For the study, researchers looked at California hospital discharges between the years 2001 and 2012 that had either a primary or secondary code related to marijuana dependence, or abuse. Overall, the team observed an increase during this time, finding 17,469 marijuana-related hospitalizations in 2001 grew to 68,408 hospitalizations in 2012. Interestingly, an overwhelming 85 percent of these cases were related to marijuana abuse as opposed to dependence. When asked what this distinction meant, Mair told Medical Daily that abuse constitutes “continued, frequent use despite negative consequences (including emotional, missing school/work, social consequences, some physical manifestations of problems),” while dependence was more of a physical addiction, or “what we often picture when we think of ‘drug addiction.’”

Also, 99.2 percent, almost all of the cases, were secondary codes, meaning that the primary reason a patient was hospitalized was not marijuana.
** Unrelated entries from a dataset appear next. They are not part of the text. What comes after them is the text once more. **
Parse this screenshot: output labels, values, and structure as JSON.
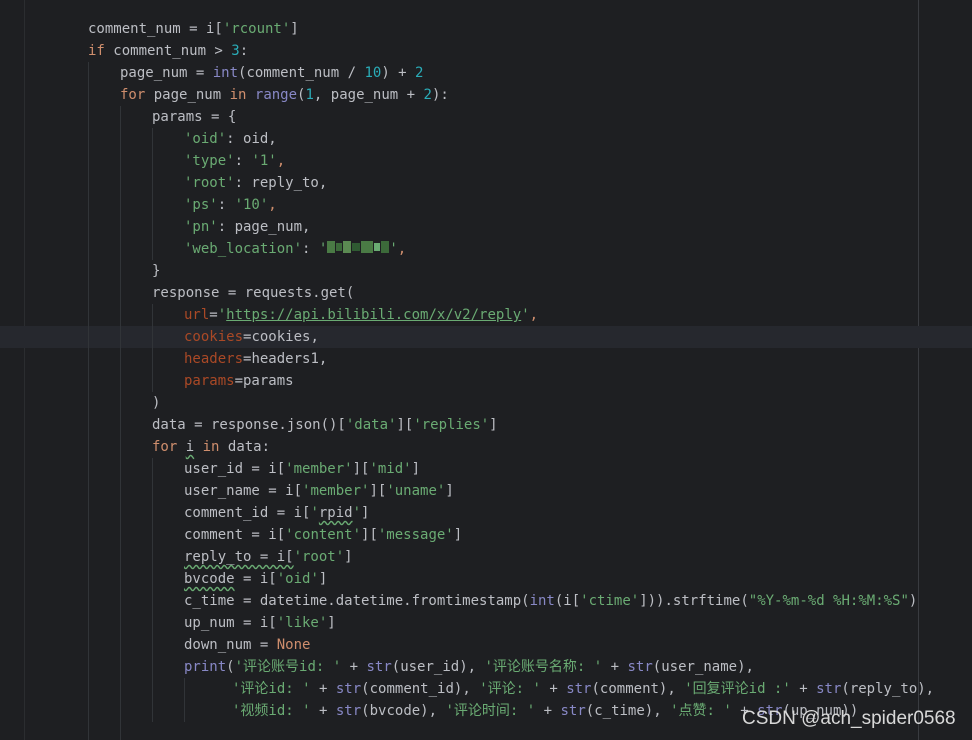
{
  "editor": {
    "lines": [
      {
        "indent": 88,
        "tokens": [
          {
            "t": "comment_num = i[",
            "c": "plain"
          },
          {
            "t": "'rcount'",
            "c": "str"
          },
          {
            "t": "]",
            "c": "plain"
          }
        ]
      },
      {
        "indent": 88,
        "tokens": [
          {
            "t": "if",
            "c": "kw"
          },
          {
            "t": " comment_num > ",
            "c": "plain"
          },
          {
            "t": "3",
            "c": "num"
          },
          {
            "t": ":",
            "c": "plain"
          }
        ]
      },
      {
        "indent": 120,
        "tokens": [
          {
            "t": "page_num = ",
            "c": "plain"
          },
          {
            "t": "int",
            "c": "bi"
          },
          {
            "t": "(comment_num / ",
            "c": "plain"
          },
          {
            "t": "10",
            "c": "num"
          },
          {
            "t": ") + ",
            "c": "plain"
          },
          {
            "t": "2",
            "c": "num"
          }
        ]
      },
      {
        "indent": 120,
        "tokens": [
          {
            "t": "for",
            "c": "kw"
          },
          {
            "t": " page_num ",
            "c": "plain"
          },
          {
            "t": "in",
            "c": "kw"
          },
          {
            "t": " ",
            "c": "plain"
          },
          {
            "t": "range",
            "c": "bi"
          },
          {
            "t": "(",
            "c": "plain"
          },
          {
            "t": "1",
            "c": "num"
          },
          {
            "t": ", page_num + ",
            "c": "plain"
          },
          {
            "t": "2",
            "c": "num"
          },
          {
            "t": "):",
            "c": "plain"
          }
        ]
      },
      {
        "indent": 152,
        "tokens": [
          {
            "t": "params = {",
            "c": "plain"
          }
        ]
      },
      {
        "indent": 184,
        "tokens": [
          {
            "t": "'oid'",
            "c": "str"
          },
          {
            "t": ": oid,",
            "c": "plain"
          }
        ]
      },
      {
        "indent": 184,
        "tokens": [
          {
            "t": "'type'",
            "c": "str"
          },
          {
            "t": ": ",
            "c": "plain"
          },
          {
            "t": "'1'",
            "c": "str"
          },
          {
            "t": ",",
            "c": "kw"
          }
        ]
      },
      {
        "indent": 184,
        "tokens": [
          {
            "t": "'root'",
            "c": "str"
          },
          {
            "t": ": reply_to,",
            "c": "plain"
          }
        ]
      },
      {
        "indent": 184,
        "tokens": [
          {
            "t": "'ps'",
            "c": "str"
          },
          {
            "t": ": ",
            "c": "plain"
          },
          {
            "t": "'10'",
            "c": "str"
          },
          {
            "t": ",",
            "c": "kw"
          }
        ]
      },
      {
        "indent": 184,
        "tokens": [
          {
            "t": "'pn'",
            "c": "str"
          },
          {
            "t": ": page_num,",
            "c": "plain"
          }
        ]
      },
      {
        "indent": 184,
        "tokens": [
          {
            "t": "'web_location'",
            "c": "str"
          },
          {
            "t": ": ",
            "c": "plain"
          },
          {
            "t": "'",
            "c": "str"
          },
          {
            "t": "",
            "c": "pixel"
          },
          {
            "t": "'",
            "c": "str"
          },
          {
            "t": ",",
            "c": "kw"
          }
        ]
      },
      {
        "indent": 152,
        "tokens": [
          {
            "t": "}",
            "c": "plain"
          }
        ]
      },
      {
        "indent": 152,
        "tokens": [
          {
            "t": "response = requests.get(",
            "c": "plain"
          }
        ]
      },
      {
        "indent": 184,
        "tokens": [
          {
            "t": "url",
            "c": "param"
          },
          {
            "t": "=",
            "c": "plain"
          },
          {
            "t": "'",
            "c": "str"
          },
          {
            "t": "https://api.bilibili.com/x/v2/reply",
            "c": "url"
          },
          {
            "t": "'",
            "c": "str"
          },
          {
            "t": ",",
            "c": "kw"
          }
        ]
      },
      {
        "indent": 184,
        "tokens": [
          {
            "t": "cookies",
            "c": "param"
          },
          {
            "t": "=cookies,",
            "c": "plain"
          }
        ]
      },
      {
        "indent": 184,
        "tokens": [
          {
            "t": "headers",
            "c": "param"
          },
          {
            "t": "=headers1,",
            "c": "plain"
          }
        ]
      },
      {
        "indent": 184,
        "tokens": [
          {
            "t": "params",
            "c": "param"
          },
          {
            "t": "=params",
            "c": "plain"
          }
        ]
      },
      {
        "indent": 152,
        "tokens": [
          {
            "t": ")",
            "c": "plain"
          }
        ]
      },
      {
        "indent": 152,
        "tokens": [
          {
            "t": "data = response.json()[",
            "c": "plain"
          },
          {
            "t": "'data'",
            "c": "str"
          },
          {
            "t": "][",
            "c": "plain"
          },
          {
            "t": "'replies'",
            "c": "str"
          },
          {
            "t": "]",
            "c": "plain"
          }
        ]
      },
      {
        "indent": 152,
        "tokens": [
          {
            "t": "for",
            "c": "kw"
          },
          {
            "t": " ",
            "c": "plain"
          },
          {
            "t": "i",
            "c": "typo"
          },
          {
            "t": " ",
            "c": "plain"
          },
          {
            "t": "in",
            "c": "kw"
          },
          {
            "t": " data:",
            "c": "plain"
          }
        ]
      },
      {
        "indent": 184,
        "tokens": [
          {
            "t": "user_id = i[",
            "c": "plain"
          },
          {
            "t": "'member'",
            "c": "str"
          },
          {
            "t": "][",
            "c": "plain"
          },
          {
            "t": "'mid'",
            "c": "str"
          },
          {
            "t": "]",
            "c": "plain"
          }
        ]
      },
      {
        "indent": 184,
        "tokens": [
          {
            "t": "user_name = i[",
            "c": "plain"
          },
          {
            "t": "'member'",
            "c": "str"
          },
          {
            "t": "][",
            "c": "plain"
          },
          {
            "t": "'uname'",
            "c": "str"
          },
          {
            "t": "]",
            "c": "plain"
          }
        ]
      },
      {
        "indent": 184,
        "tokens": [
          {
            "t": "comment_id = i[",
            "c": "plain"
          },
          {
            "t": "'",
            "c": "str"
          },
          {
            "t": "rpid",
            "c": "typo"
          },
          {
            "t": "'",
            "c": "str"
          },
          {
            "t": "]",
            "c": "plain"
          }
        ]
      },
      {
        "indent": 184,
        "tokens": [
          {
            "t": "comment = i[",
            "c": "plain"
          },
          {
            "t": "'content'",
            "c": "str"
          },
          {
            "t": "][",
            "c": "plain"
          },
          {
            "t": "'message'",
            "c": "str"
          },
          {
            "t": "]",
            "c": "plain"
          }
        ]
      },
      {
        "indent": 184,
        "tokens": [
          {
            "t": "reply_to = i[",
            "c": "typo"
          },
          {
            "t": "'root'",
            "c": "str"
          },
          {
            "t": "]",
            "c": "plain"
          }
        ]
      },
      {
        "indent": 184,
        "tokens": [
          {
            "t": "bvcode",
            "c": "typo"
          },
          {
            "t": " = i[",
            "c": "plain"
          },
          {
            "t": "'oid'",
            "c": "str"
          },
          {
            "t": "]",
            "c": "plain"
          }
        ]
      },
      {
        "indent": 184,
        "tokens": [
          {
            "t": "c_time = datetime.datetime.fromtimestamp(",
            "c": "plain"
          },
          {
            "t": "int",
            "c": "bi"
          },
          {
            "t": "(i[",
            "c": "plain"
          },
          {
            "t": "'ctime'",
            "c": "str"
          },
          {
            "t": "])).strftime(",
            "c": "plain"
          },
          {
            "t": "\"%Y-%m-%d %H:%M:%S\"",
            "c": "str"
          },
          {
            "t": ")",
            "c": "plain"
          }
        ]
      },
      {
        "indent": 184,
        "tokens": [
          {
            "t": "up_num = i[",
            "c": "plain"
          },
          {
            "t": "'like'",
            "c": "str"
          },
          {
            "t": "]",
            "c": "plain"
          }
        ]
      },
      {
        "indent": 184,
        "tokens": [
          {
            "t": "down_num = ",
            "c": "plain"
          },
          {
            "t": "None",
            "c": "kw"
          }
        ]
      },
      {
        "indent": 184,
        "tokens": [
          {
            "t": "print",
            "c": "bi"
          },
          {
            "t": "(",
            "c": "plain"
          },
          {
            "t": "'评论账号id: '",
            "c": "str"
          },
          {
            "t": " + ",
            "c": "plain"
          },
          {
            "t": "str",
            "c": "bi"
          },
          {
            "t": "(user_id), ",
            "c": "plain"
          },
          {
            "t": "'评论账号名称: '",
            "c": "str"
          },
          {
            "t": " + ",
            "c": "plain"
          },
          {
            "t": "str",
            "c": "bi"
          },
          {
            "t": "(user_name),",
            "c": "plain"
          }
        ]
      },
      {
        "indent": 232,
        "tokens": [
          {
            "t": "'评论id: '",
            "c": "str"
          },
          {
            "t": " + ",
            "c": "plain"
          },
          {
            "t": "str",
            "c": "bi"
          },
          {
            "t": "(comment_id), ",
            "c": "plain"
          },
          {
            "t": "'评论: '",
            "c": "str"
          },
          {
            "t": " + ",
            "c": "plain"
          },
          {
            "t": "str",
            "c": "bi"
          },
          {
            "t": "(comment), ",
            "c": "plain"
          },
          {
            "t": "'回复评论id :'",
            "c": "str"
          },
          {
            "t": " + ",
            "c": "plain"
          },
          {
            "t": "str",
            "c": "bi"
          },
          {
            "t": "(reply_to),",
            "c": "plain"
          }
        ]
      },
      {
        "indent": 232,
        "tokens": [
          {
            "t": "'视频id: '",
            "c": "str"
          },
          {
            "t": " + ",
            "c": "plain"
          },
          {
            "t": "str",
            "c": "bi"
          },
          {
            "t": "(bvcode), ",
            "c": "plain"
          },
          {
            "t": "'评论时间: '",
            "c": "str"
          },
          {
            "t": " + ",
            "c": "plain"
          },
          {
            "t": "str",
            "c": "bi"
          },
          {
            "t": "(c_time), ",
            "c": "plain"
          },
          {
            "t": "'点赞: '",
            "c": "str"
          },
          {
            "t": " + ",
            "c": "plain"
          },
          {
            "t": "str",
            "c": "bi"
          },
          {
            "t": "(up_num))",
            "c": "plain"
          }
        ]
      }
    ]
  },
  "watermark": "CSDN @ach_spider0568",
  "colors": {
    "background": "#1e1f22",
    "keyword": "#cf8e6d",
    "string": "#6aab73",
    "number": "#2aacb8",
    "builtin": "#8888c6",
    "parameter": "#aa4926",
    "text": "#bcbec4"
  }
}
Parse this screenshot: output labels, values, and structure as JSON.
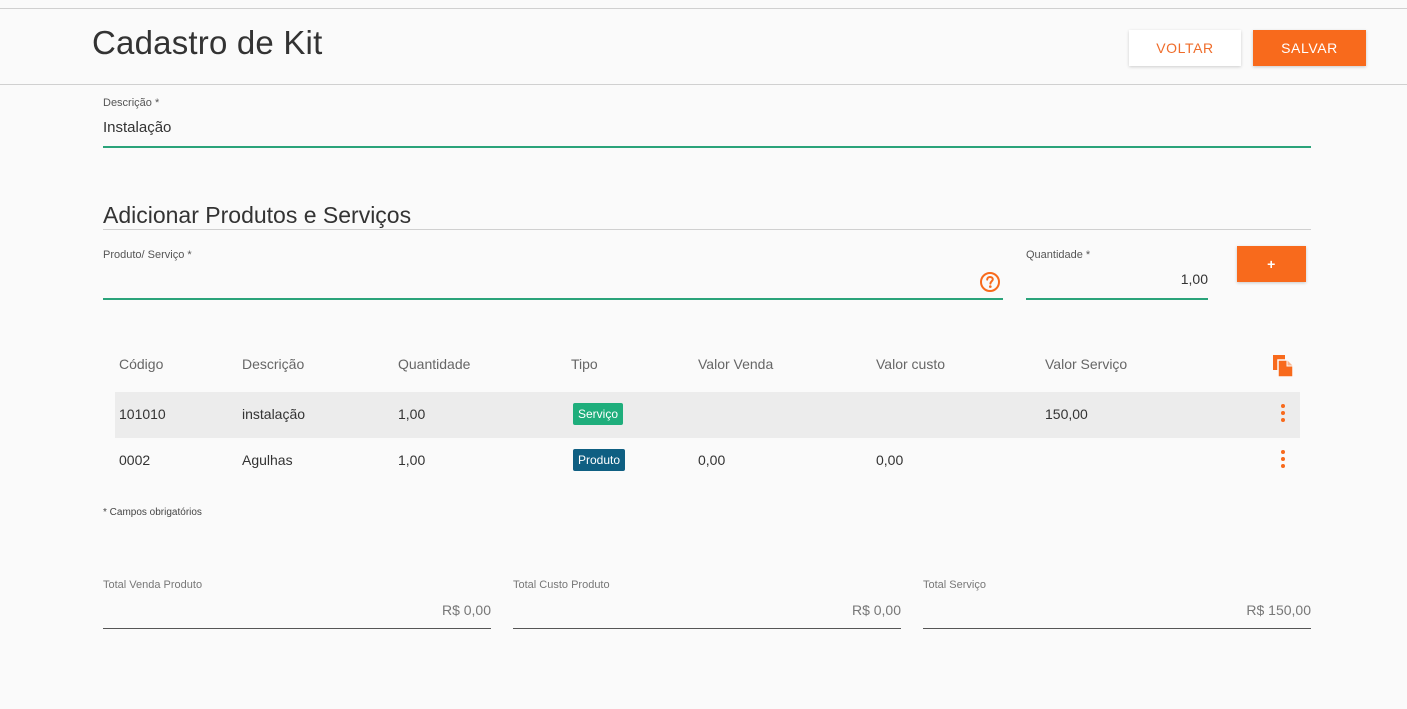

Mair gave an example of a secondary code, saying "So if they were, say, a cancer patient using medical MJ they’d be unlikely to receive a secondary code for abuse, but if they had an accident (e.g., unintentional injury) they might get a secondary diagnosis code. Once again, I personally don’t give these codes."

What’s more, when researchers examined ZIP codes of hospitalized patients in relation to number of dispensaries in that area, they found that with every dispensary within a square mile of a given ZIP code, there was a 6.8 increase in the number of hospitalizations linked to marijuana.

As far as the demographic of those living in these regions, Mair says that people living in lower income neighborhoods with lower education levels were more likely to wind up in the hospital in some way or another, with marijuana somehow involved.

Even though this research is definitely something to think about, Mair concedes that they are not sure if the link means that these dispensaries are causing the hospitalizations. In fact, the study does state that within some states, usage of marijuana was higher before legalization, while others found that legalization brought no change in the frequency of use. “It is unclear if the marijuana dispensaries are simply located in neighborhoods that tend to be more disadvantaged and already have underlying problems with marijuana abuse, or if presence of the dispensaries is causing an increase in abuse and hospitalizations,” she said. “It could be both factors.”

Because greater numbers of dispensaries did show a trend toward increased hospitalizations, but these hospitalizations often involved marijuana in an indirect, often remote way, further research must be done in order to determine causality. As for now, researchers say proceed with caution: Though we cannot fully ascertain if the dispensaries are at fault, researchers suggest we are better safe than sorry.

"Passage of laws permitting marijuana use and sale is likely to continue, so it is critical that we continue to research the impact of dispensaries on the health of local communities to provide guidance on regulations and public health outreach to prevent abuse," Mair said.

Source: Mair C, Freisthler B, Ponicki W, et al. The impacts of marijuana dispensary density and neighborhood ecology on marijuana abuse and dependence. Drug and Alcohol Dependence. 2015.